Assignment =
Tell how many lines in the data below contain "views", using one number as the whole reply.

Working data =

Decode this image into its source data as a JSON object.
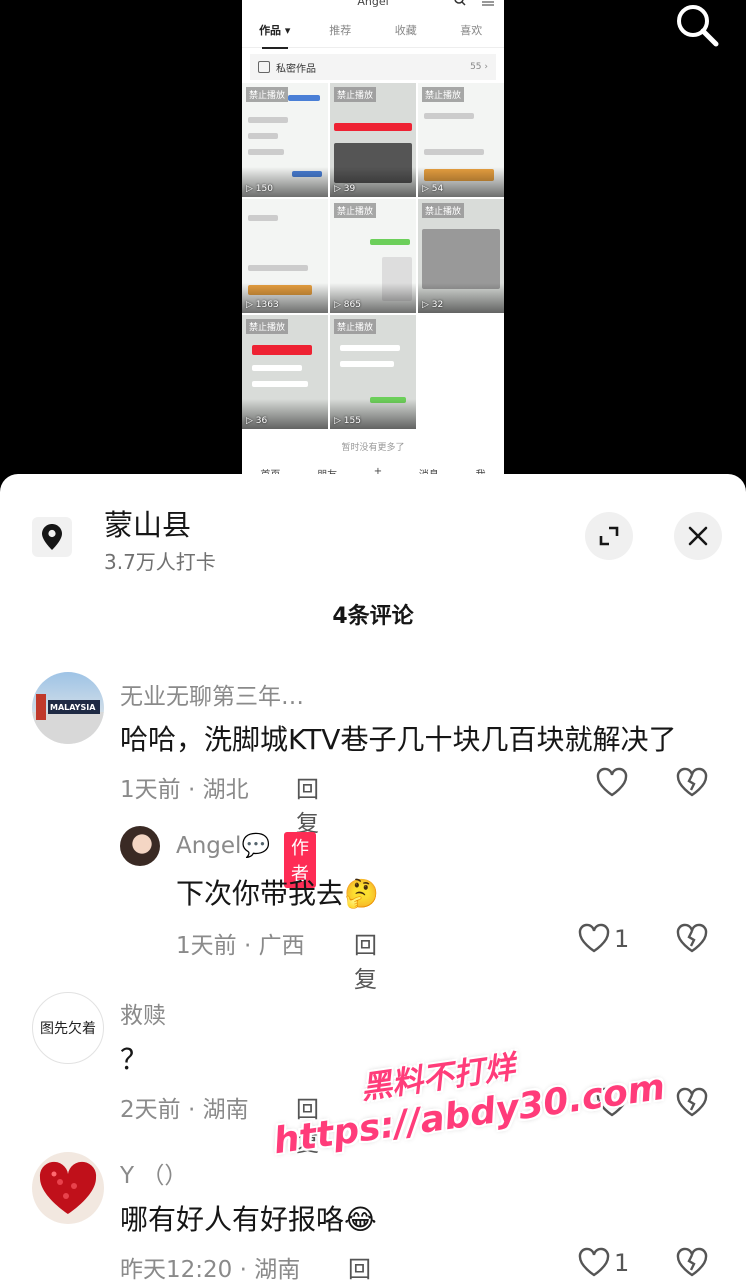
{
  "top_bar": {
    "search_icon": "search-icon"
  },
  "embedded_screenshot": {
    "title": "Angel",
    "tabs": [
      "作品 ▾",
      "推荐",
      "收藏",
      "喜欢"
    ],
    "private_label": "私密作品",
    "private_count": "55 ›",
    "videos": [
      {
        "banned": "禁止播放",
        "views": "150"
      },
      {
        "banned": "禁止播放",
        "views": "39"
      },
      {
        "banned": "禁止播放",
        "views": "54"
      },
      {
        "banned": "",
        "views": "1363"
      },
      {
        "banned": "禁止播放",
        "views": "865"
      },
      {
        "banned": "禁止播放",
        "views": "32"
      },
      {
        "banned": "禁止播放",
        "views": "36"
      },
      {
        "banned": "禁止播放",
        "views": "155"
      }
    ],
    "no_more": "暂时没有更多了",
    "nav": [
      "首页",
      "朋友",
      "+",
      "消息",
      "我"
    ]
  },
  "location": {
    "name": "蒙山县",
    "checkins": "3.7万人打卡",
    "icon": "location-pin-icon"
  },
  "comments_header": "4条评论",
  "comments": [
    {
      "user": "无业无聊第三年…",
      "text": "哈哈，洗脚城KTV巷子几十块几百块就解决了",
      "time": "1天前 · 湖北",
      "reply": "回复",
      "likes": "",
      "avatar_text": "MALAYSIA"
    },
    {
      "user": "Angel💬",
      "tag": "作者",
      "text": "下次你带我去🤔",
      "time": "1天前 · 广西",
      "reply": "回复",
      "likes": "1"
    },
    {
      "user": "救赎",
      "text": "？",
      "time": "2天前 · 湖南",
      "reply": "回复",
      "likes": "",
      "avatar_text": "图先欠着"
    },
    {
      "user": "Y （）",
      "text": "哪有好人有好报咯😂",
      "time": "昨天12:20 · 湖南",
      "reply": "回复",
      "likes": "1"
    }
  ],
  "watermark": {
    "line1": "黑料不打烊",
    "line2": "https://abdy30.com"
  },
  "colors": {
    "author_tag": "#fe2c55",
    "text_primary": "#161616",
    "text_secondary": "#8a8a8a"
  }
}
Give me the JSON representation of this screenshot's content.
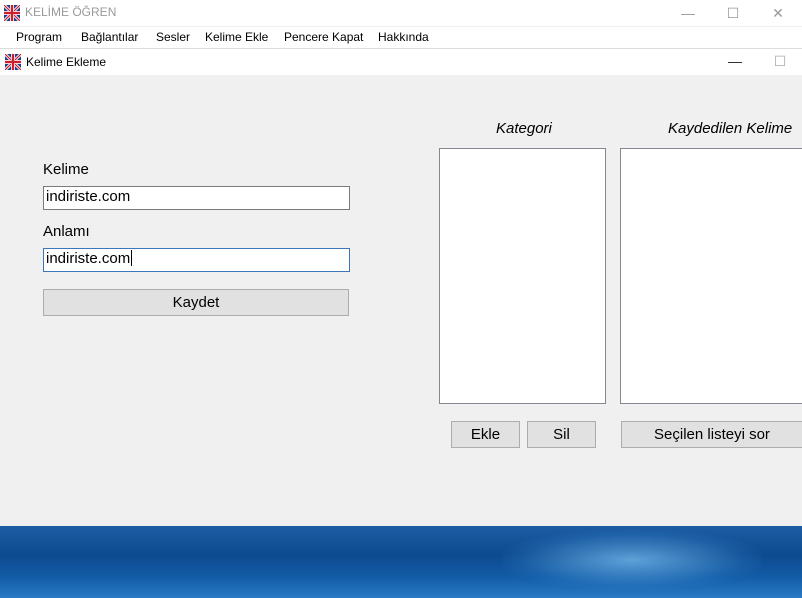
{
  "app": {
    "title": "KELİME ÖĞREN",
    "minimize_glyph": "—",
    "maximize_glyph": "☐",
    "close_glyph": "✕"
  },
  "menu": [
    "Program",
    "Bağlantılar",
    "Sesler",
    "Kelime Ekle",
    "Pencere Kapat",
    "Hakkında"
  ],
  "child_window": {
    "title": "Kelime Ekleme",
    "minimize_glyph": "—",
    "maximize_glyph": "☐"
  },
  "form": {
    "kelime_label": "Kelime",
    "kelime_value": "indiriste.com",
    "anlami_label": "Anlamı",
    "anlami_value": "indiriste.com",
    "save_label": "Kaydet"
  },
  "lists": {
    "kategori_header": "Kategori",
    "kaydedilen_header": "Kaydedilen Kelime",
    "kategori_items": [],
    "kaydedilen_items": [],
    "add_label": "Ekle",
    "delete_label": "Sil",
    "ask_label": "Seçilen listeyi sor"
  },
  "icons": {
    "app_icon": "uk-flag-icon"
  },
  "colors": {
    "focus_border": "#3a76b8",
    "window_bg": "#f0f0f0"
  }
}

The completed task =
8